The Financial Accounting Standards Board (FASB) released a much-anticipated standard that introduces the current expected credit losses (CECL) methodology. The CECL model requires financial institutions to immediately record the full amount of predicted credit losses in their loan portfolios rather than waiting until the losses are deemed probable (as required by the current incurred loss model). The standard requires financial institutions to present assets measured at amortized cost at the net amount (of an allowance for credit losses) expected to be collected.
The income statement will reflect the measurement of credit losses for newly recognized financial assets, as well as the expected increases or decreases of expected credit losses that have taken place during the relevant reporting period.
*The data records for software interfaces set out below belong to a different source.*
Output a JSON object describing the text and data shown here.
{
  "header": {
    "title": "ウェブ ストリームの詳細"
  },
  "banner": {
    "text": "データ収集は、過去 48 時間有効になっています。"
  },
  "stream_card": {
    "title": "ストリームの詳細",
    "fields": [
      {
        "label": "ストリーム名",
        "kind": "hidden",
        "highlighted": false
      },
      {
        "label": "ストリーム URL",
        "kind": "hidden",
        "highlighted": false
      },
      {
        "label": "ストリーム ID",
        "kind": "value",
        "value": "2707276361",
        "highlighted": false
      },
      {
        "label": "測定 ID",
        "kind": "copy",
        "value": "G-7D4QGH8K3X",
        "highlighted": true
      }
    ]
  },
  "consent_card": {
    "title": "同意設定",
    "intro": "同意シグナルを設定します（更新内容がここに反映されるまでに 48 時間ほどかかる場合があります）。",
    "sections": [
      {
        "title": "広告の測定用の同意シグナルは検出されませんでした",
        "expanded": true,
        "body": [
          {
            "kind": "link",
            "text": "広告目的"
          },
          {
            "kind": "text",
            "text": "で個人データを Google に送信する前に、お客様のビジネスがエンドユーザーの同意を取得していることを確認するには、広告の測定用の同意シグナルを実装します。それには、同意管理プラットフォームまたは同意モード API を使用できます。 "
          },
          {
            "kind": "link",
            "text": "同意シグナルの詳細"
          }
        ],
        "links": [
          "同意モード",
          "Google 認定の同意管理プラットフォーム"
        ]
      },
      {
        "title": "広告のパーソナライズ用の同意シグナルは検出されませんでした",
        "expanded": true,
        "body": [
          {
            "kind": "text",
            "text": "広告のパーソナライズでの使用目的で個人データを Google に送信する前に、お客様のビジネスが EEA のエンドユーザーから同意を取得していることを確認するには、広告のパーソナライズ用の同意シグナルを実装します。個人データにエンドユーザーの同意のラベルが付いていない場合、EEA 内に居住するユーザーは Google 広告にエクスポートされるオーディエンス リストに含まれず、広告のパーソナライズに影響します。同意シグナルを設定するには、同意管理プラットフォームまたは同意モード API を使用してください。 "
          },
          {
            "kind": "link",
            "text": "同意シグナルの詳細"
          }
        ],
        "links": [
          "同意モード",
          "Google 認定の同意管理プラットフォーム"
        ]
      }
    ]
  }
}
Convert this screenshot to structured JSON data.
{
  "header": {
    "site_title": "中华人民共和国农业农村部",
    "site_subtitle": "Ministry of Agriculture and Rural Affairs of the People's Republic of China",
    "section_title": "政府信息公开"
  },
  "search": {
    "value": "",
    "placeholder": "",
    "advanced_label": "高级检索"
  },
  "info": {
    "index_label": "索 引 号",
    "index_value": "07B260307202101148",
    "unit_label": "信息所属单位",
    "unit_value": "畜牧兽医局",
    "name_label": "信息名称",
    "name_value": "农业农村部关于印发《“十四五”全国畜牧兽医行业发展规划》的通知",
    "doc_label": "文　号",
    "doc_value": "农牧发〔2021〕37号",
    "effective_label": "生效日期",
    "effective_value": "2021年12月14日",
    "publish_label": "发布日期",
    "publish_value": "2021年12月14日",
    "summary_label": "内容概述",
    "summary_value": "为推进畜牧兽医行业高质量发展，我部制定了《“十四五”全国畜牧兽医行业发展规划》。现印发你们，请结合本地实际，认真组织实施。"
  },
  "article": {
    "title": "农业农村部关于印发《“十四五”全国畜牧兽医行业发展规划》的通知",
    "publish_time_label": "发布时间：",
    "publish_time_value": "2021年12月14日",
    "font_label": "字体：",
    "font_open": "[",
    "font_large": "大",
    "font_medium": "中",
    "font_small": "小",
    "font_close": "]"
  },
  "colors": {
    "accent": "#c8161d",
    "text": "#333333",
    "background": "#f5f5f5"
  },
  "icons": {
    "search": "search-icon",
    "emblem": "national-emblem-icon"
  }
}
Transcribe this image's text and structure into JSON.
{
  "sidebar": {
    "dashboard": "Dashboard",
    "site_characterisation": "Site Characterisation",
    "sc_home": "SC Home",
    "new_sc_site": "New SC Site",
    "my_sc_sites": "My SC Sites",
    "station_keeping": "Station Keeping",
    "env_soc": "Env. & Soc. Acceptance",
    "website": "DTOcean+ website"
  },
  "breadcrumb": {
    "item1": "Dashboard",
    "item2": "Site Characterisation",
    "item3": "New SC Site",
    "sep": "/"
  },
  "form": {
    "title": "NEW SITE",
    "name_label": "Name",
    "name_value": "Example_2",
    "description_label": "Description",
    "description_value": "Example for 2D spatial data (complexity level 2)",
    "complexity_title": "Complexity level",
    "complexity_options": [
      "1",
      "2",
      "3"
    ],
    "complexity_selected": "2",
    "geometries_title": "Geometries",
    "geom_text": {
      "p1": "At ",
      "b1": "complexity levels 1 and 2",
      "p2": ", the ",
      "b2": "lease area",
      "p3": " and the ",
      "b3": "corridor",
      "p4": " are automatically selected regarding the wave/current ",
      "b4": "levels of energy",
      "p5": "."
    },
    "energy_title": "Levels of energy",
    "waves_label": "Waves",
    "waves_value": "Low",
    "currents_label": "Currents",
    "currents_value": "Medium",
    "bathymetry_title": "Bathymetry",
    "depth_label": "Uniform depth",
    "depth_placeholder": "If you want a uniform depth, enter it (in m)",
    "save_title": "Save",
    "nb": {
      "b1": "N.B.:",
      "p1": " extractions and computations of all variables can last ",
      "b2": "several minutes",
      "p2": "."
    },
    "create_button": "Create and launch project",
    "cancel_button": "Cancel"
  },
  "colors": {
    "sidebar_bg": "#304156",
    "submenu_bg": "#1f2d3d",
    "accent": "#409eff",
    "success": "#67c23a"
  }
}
The measurement of expected credit losses will be based on pertinent information about past events (including loss experience), current conditions, and the “reasonable and supportable” forecasts that affect the collectability of the reported amount.
The CECL shifts the focus from a one-year period to the entire life of a loan. Learn more about how this change could affect your community bank.
The FASB does not prescribe a specific technique to estimate credit losses. Instead, it allows companies to exercise judgment in determining which method is appropriate for their “good fortune.” The mandate allows companies to continue to use many of the loss estimation techniques currently employed, including loss rate methods, probability of default methods, discounted cash flow methods, and aging schedules. However, the inputs of those techniques will change to reflect the full amount of expected credit losses and the use of “reasonable and supportable” forecasts.
The new standard also changes the reporting for credit losses on purchased financial assets with credit deterioration since origination. The allowance for credit losses for such assets will be determined in a manner similar to that of other financial assets measured at amortized cost – except that the initial allowance will be reflected in the purchase price rather than recorded as a credit loss expense. Additionally, credit losses on available-for-sale debt securities will be recorded through an allowance for credit losses rather than a one-time write-down.
The mandate expands the disclosures of credit quality indicators related to the amortized cost of financing receivables currently required. The disclosures must be disaggregated by their years of origination (or “vintage”). Note: Disaggregation by vintage will be optional for nonpublic institutions.
Let CRI Help You Predict Your Expected Credit Losses
The new standard is effective for calendar year-end public companies in 2020 and for other calendar year-end entities in 2021. While we may not be fortune tellers, we are ready to help you gather the knowledge and data to prepare for this fundamental change in accounting for credit losses. Contact CRI for proactive assistance with implementing the CECL methodology at your community bank.